We have compared methods for generating ensemble simulations of seasonal precipitation using the summer 1993 flood (1 June - 31 July) over the north-central U.S. as a test case. The methods used are:
- Lagged-average-forecast ensemble: Several instances of the MM5 mesoscale mdoel are executed with the same physics and numerics but with differing initial conditions for each ensemble member. Each ensemble member is started at a different initial time with all simulations overlapping for the period of interest. Results for this overlapping period are used as members of the ensemble.
- Perturbed physics ensemble: This method uses MM5 with a single set of physics options, but internal parameters within the convective parameterization are varied to create realizations for the ensemble. All simulations use the same initial conditions.
- Mixed physics ensemble: A number of simulations are performed with MM5 using a variety of physics options but the same initial conditions. The resulting simulations are then evaluated as an ensemble.

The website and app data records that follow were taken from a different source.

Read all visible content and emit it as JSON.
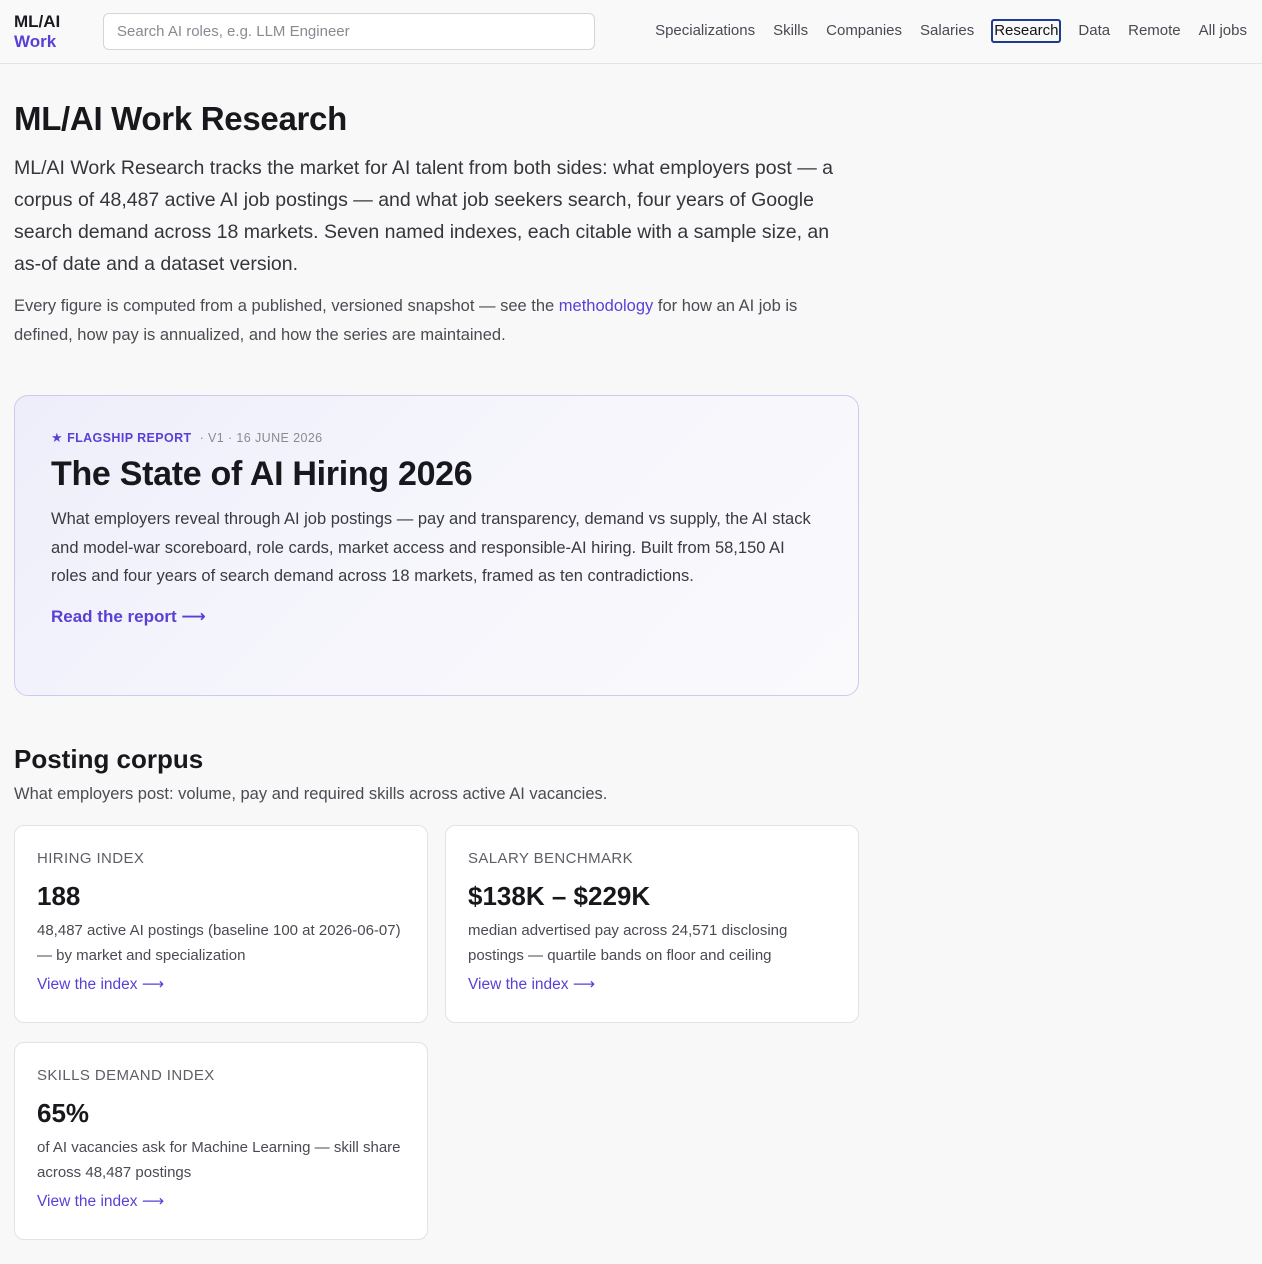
{
  "header": {
    "logo_line1": "ML/AI",
    "logo_line2": "Work",
    "search_placeholder": "Search AI roles, e.g. LLM Engineer",
    "nav": [
      "Specializations",
      "Skills",
      "Companies",
      "Salaries",
      "Research",
      "Data",
      "Remote",
      "All jobs"
    ],
    "active_nav": "Research"
  },
  "page": {
    "title": "ML/AI Work Research",
    "lead": "ML/AI Work Research tracks the market for AI talent from both sides: what employers post — a corpus of 48,487 active AI job postings — and what job seekers search, four years of Google search demand across 18 markets. Seven named indexes, each citable with a sample size, an as-of date and a dataset version.",
    "sub_before": "Every figure is computed from a published, versioned snapshot — see the ",
    "sub_link": "methodology",
    "sub_after": " for how an AI job is defined, how pay is annualized, and how the series are maintained."
  },
  "flagship": {
    "tag": "FLAGSHIP REPORT",
    "meta": "· V1 · 16 JUNE 2026",
    "title": "The State of AI Hiring 2026",
    "description": "What employers reveal through AI job postings — pay and transparency, demand vs supply, the AI stack and model-war scoreboard, role cards, market access and responsible-AI hiring. Built from 58,150 AI roles and four years of search demand across 18 markets, framed as ten contradictions.",
    "link": "Read the report ⟶"
  },
  "posting_corpus": {
    "title": "Posting corpus",
    "subtitle": "What employers post: volume, pay and required skills across active AI vacancies.",
    "cards": [
      {
        "label": "HIRING INDEX",
        "value": "188",
        "description": "48,487 active AI postings (baseline 100 at 2026-06-07) — by market and specialization",
        "link": "View the index ⟶"
      },
      {
        "label": "SALARY BENCHMARK",
        "value": "$138K – $229K",
        "description": "median advertised pay across 24,571 disclosing postings — quartile bands on floor and ceiling",
        "link": "View the index ⟶"
      },
      {
        "label": "SKILLS DEMAND INDEX",
        "value": "65%",
        "description": "of AI vacancies ask for Machine Learning — skill share across 48,487 postings",
        "link": "View the index ⟶"
      }
    ]
  },
  "colors": {
    "accent": "#5a3fd6",
    "active_nav_border": "#1d3b8f",
    "background": "#f8f8f9"
  }
}
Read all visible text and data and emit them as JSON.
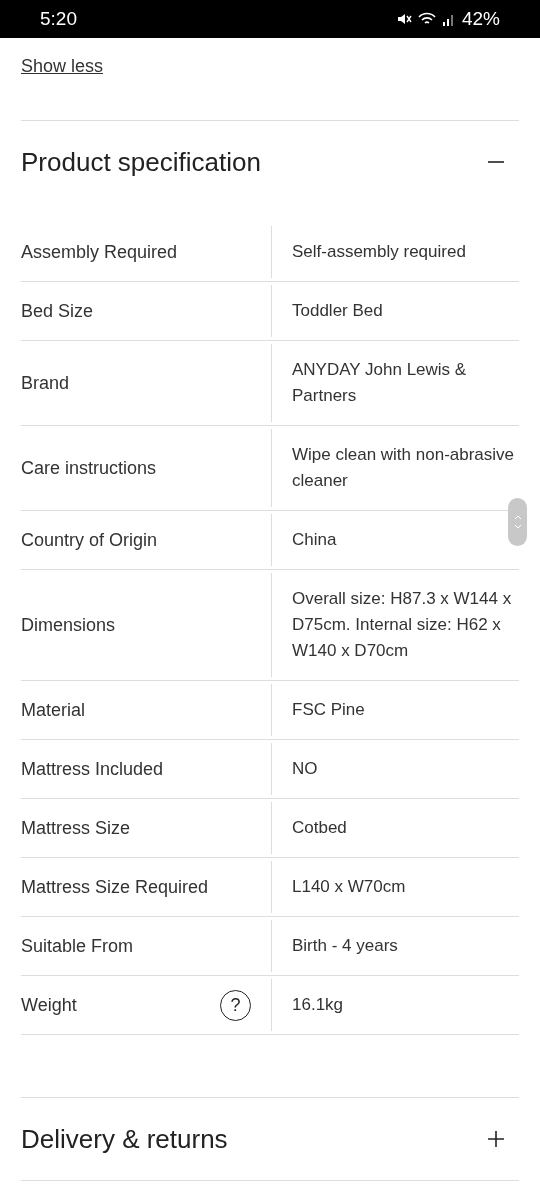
{
  "status_bar": {
    "time": "5:20",
    "battery": "42%"
  },
  "show_less": "Show less",
  "sections": [
    {
      "title": "Product specification",
      "expanded": true,
      "rows": [
        {
          "label": "Assembly Required",
          "value": "Self-assembly required"
        },
        {
          "label": "Bed Size",
          "value": "Toddler Bed"
        },
        {
          "label": "Brand",
          "value": "ANYDAY John Lewis & Partners"
        },
        {
          "label": "Care instructions",
          "value": "Wipe clean with non-abrasive cleaner"
        },
        {
          "label": "Country of Origin",
          "value": "China"
        },
        {
          "label": "Dimensions",
          "value": "Overall size: H87.3 x W144 x D75cm. Internal size: H62 x W140 x D70cm"
        },
        {
          "label": "Material",
          "value": "FSC Pine"
        },
        {
          "label": "Mattress Included",
          "value": "NO"
        },
        {
          "label": "Mattress Size",
          "value": "Cotbed"
        },
        {
          "label": "Mattress Size Required",
          "value": "L140 x W70cm"
        },
        {
          "label": "Suitable From",
          "value": "Birth - 4 years"
        },
        {
          "label": "Weight",
          "value": "16.1kg",
          "help": "?"
        }
      ]
    },
    {
      "title": "Delivery & returns",
      "expanded": false
    }
  ]
}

- Multi-model ensemble: The various models participating in the PIRCS 1-B experiment, which considered the 1993 flood period, are considered as individual realizations of an ensemble.

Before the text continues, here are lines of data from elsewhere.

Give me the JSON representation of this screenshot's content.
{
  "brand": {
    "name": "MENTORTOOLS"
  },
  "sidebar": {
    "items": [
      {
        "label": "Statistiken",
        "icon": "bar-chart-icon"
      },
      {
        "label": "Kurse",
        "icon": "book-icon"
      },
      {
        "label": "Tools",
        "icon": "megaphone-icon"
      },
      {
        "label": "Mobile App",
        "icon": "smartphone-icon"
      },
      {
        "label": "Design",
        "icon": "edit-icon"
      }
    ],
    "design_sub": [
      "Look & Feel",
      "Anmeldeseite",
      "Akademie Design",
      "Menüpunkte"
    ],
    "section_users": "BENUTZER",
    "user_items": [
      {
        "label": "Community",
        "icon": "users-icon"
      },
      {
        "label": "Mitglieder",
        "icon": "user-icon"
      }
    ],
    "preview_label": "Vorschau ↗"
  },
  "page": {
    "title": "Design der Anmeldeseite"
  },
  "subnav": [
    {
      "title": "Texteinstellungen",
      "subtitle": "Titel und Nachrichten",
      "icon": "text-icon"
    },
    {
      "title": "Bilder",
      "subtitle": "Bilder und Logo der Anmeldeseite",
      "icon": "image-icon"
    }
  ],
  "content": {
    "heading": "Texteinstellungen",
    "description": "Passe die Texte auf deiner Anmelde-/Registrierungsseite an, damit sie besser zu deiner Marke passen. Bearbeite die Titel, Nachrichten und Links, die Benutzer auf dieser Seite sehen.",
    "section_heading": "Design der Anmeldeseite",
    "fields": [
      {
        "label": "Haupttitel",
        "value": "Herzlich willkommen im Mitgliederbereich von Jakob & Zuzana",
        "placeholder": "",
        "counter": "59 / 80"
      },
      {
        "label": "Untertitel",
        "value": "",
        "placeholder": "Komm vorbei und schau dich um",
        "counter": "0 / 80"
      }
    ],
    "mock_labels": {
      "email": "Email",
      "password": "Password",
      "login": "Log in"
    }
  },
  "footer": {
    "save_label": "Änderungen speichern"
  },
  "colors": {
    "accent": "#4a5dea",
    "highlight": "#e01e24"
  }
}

Each ensemble was evaluated using a variety of error measures such as mean square error, equitable threat score, etc. Results show that the multi-model and mixed-physics ensembles had the largest spread; notably, the spread obtained by using different cumulus parameterizations was as large as the spread obtained by using completely different models. The lagged-average and mixed-physics ensembles had much lower spread and appear to be less useful as ensemble forecasts than the other two types of ensembles.